In the UK you are required by law to replace your tyres when the tread depth reaches 1.6mm or less and they must not have any cuts, bulges or cord/ply showing.
If you are uncertain of what condition your tyres are in, check with your local garage and they’ll advise you accordingly.
Before looking for new tyres you need to find out what type and size of tyre your vehicle requires, you can find the recommended tyre size and road speed in your vehicle’s manufacturer’s specifications. If you don’t have this information, then refer to the size on the tyre sidewall or consult your local garage.
It’s important to note that although a tyre’s brand name may not be well known that does not necessarily mean the tyre build quality is poor and although two different sized tyres may be of the same brand that does not guarantee they are of the same quality. In the EU tyres are not required to have a wear rating as they are in America. It may be beneficial to buy tyres that are marketed for America as well as the EU, thus have a wear rating e.g. Nexen Tyres.
Please note: if you have bought a second hand car there is no guarantee that the tyres on the vehicle are to the manufacturer’s recommendation therefore, if you are ever in doubt consult your local garage.
See below for an explanation of what the writing on your vehicle‘s tyres means:
205/65 R 95 V
205: This is the width of the tyre tread in millimetres
65: Is the height of the sidewall as a percentage of the tyre tread, in this instance 65% of 205mm
R: R stands for radial; this is the construction of the tyre
16: The diameter of the tyre’s inner rim in inches
95: Is the load rating of the tyre, this is the weight the tyre is designed to support.
V: This letter refers to the maximum speed the tyre is designed to withstand when the vehicle if fully loaded (see below for the most common speed rating lettering)

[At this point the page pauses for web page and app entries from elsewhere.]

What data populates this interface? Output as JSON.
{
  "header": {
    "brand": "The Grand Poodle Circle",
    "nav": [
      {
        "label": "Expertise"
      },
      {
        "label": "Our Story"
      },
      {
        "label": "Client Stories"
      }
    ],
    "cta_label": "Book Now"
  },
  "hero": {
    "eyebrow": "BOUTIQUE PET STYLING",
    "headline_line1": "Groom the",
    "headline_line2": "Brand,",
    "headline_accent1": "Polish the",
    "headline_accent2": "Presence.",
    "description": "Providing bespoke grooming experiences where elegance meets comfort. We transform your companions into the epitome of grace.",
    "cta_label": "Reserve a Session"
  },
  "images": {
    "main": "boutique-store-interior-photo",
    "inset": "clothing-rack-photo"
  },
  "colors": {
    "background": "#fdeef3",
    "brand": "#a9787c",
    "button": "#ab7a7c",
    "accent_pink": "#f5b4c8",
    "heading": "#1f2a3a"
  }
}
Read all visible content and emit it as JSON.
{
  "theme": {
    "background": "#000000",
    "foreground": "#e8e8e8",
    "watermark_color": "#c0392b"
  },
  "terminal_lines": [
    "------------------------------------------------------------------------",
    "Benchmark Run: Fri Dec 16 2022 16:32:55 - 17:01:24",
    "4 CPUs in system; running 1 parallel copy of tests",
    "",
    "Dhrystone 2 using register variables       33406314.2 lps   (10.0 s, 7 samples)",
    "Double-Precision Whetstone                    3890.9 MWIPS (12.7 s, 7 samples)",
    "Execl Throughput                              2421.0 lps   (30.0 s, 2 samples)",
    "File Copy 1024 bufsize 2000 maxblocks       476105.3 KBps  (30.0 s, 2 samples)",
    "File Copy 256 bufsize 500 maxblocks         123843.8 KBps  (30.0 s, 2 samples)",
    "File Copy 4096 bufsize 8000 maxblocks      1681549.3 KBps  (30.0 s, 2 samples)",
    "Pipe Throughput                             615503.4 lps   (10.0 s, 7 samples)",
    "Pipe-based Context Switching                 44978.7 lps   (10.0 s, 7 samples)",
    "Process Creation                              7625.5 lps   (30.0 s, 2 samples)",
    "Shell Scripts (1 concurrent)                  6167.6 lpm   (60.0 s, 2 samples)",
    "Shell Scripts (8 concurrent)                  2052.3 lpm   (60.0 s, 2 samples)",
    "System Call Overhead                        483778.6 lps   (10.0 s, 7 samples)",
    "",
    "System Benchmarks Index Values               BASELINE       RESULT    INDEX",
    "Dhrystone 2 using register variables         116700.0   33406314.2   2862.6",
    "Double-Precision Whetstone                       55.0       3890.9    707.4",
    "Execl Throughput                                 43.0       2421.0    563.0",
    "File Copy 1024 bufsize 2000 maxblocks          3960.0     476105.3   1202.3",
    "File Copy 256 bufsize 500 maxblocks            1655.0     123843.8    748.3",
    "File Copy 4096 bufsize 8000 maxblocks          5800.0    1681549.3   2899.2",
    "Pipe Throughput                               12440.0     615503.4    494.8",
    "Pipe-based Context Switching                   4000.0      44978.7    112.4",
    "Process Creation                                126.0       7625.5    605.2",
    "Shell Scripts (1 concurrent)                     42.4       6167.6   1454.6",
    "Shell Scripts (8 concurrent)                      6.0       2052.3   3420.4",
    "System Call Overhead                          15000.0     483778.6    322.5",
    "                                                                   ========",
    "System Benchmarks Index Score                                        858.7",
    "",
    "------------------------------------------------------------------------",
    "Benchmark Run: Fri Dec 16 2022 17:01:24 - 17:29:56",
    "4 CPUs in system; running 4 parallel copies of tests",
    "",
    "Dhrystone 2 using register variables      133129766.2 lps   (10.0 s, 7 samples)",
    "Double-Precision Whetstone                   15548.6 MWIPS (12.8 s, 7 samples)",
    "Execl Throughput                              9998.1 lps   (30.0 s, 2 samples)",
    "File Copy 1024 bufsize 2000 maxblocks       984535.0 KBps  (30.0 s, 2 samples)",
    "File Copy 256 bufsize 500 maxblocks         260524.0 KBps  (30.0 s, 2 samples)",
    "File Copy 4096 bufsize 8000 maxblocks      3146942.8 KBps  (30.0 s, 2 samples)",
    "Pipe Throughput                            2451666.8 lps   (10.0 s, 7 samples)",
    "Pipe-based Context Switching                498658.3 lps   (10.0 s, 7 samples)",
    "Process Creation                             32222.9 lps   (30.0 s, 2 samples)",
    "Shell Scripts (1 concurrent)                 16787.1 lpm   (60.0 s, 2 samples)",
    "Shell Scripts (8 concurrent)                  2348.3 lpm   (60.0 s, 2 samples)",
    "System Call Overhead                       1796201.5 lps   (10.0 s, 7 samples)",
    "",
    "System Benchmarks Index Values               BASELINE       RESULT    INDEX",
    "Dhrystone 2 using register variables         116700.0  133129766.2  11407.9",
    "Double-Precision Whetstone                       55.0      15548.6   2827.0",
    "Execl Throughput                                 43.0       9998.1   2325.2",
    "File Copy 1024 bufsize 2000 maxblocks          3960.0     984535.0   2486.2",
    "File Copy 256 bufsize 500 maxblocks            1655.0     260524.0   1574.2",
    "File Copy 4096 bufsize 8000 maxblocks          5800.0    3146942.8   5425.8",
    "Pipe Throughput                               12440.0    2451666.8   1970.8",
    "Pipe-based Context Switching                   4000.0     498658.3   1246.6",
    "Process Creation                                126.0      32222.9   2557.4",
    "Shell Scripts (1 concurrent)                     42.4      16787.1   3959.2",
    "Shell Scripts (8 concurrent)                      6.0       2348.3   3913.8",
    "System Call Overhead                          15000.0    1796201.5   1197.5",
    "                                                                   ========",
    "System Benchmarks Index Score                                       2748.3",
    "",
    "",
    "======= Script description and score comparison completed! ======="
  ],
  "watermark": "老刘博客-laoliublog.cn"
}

S – 112 mph
T – 118 mph
H - 130 mph
V – 149 mph
Z – 150+ mph
W – 168 mph
Y – 186 mph
WHAT TYRES DO YOU REQUIRE?
If you drive a few thousand miles a year, mostly in a rural area, and never drive over 100mph then standard tyres in mid-price range should suffice. However, if you normally travel on motorways or at speed, finding the right tyre with an extended tread life will allow you to avoid changing your tyres as often, saving you money and time in the long run. Consult your local garage for advice.
Another factor to take into consideration, when finding the right type of tyre for your vehicle, is the typical weather for your location. In the UK, rain and wet weather is common, so it is best to find tyres that are well suited to provide good grip in this type of weather and still perform well.
ADVICE: It is good practice to rotate the tyres in the best condition to the front of your vehicle, this is because the majority of vehicles are front wheel drive, therefore the front wheels tend to wear faster as they are do a larger amount of work compared to the rear i.e. steer and do most of the braking.
NEW EU TYRE LABELLING REGULATION (EC 1222/2009) As of 1st November 2012, all tyres manufactured after 1st July 2012 are required to have a rating for 1 - Fuel efficiency, 2 -Wet grip and 3 – External rolling noise.
Fuel Efficiency – this is graded using a scale of A – G. ‘A’ being the most efficient and ‘G’ being the least efficient. [‘D’ is not used in this grading].
Wet Grip, also known as braking performance on a wet road – is graded using a scale of A – G. ‘A’ being shortest braking distance and ‘G’ being longest. [‘D’ & ‘G’ are not used in this grading].
External Rolling Noise – this is measured in decibels (dB) and categorised in 3 classes which are illustrated by 3 waves. 1 wave being a quieter tyre and 3 being louder.
Spare Tyres Is a spare tyre part of the MOT test? The simple answer is no, however under the Road Traffic Act it is illegal to carry a defective spare tyre.
Space saver tyres are legal to carry as a spare and to use on the vehicle in the short-term, ie until it is convenient to get a replacement tyre fitted, but if the vehicle is presented for an MOT with a space saver tyre fitted then it would fail as a result.
If the spare tyre is suspended in a cage under the vehicle these can be subject to theft and there are some excellent locking devices which can be fitted to eliminate this problem.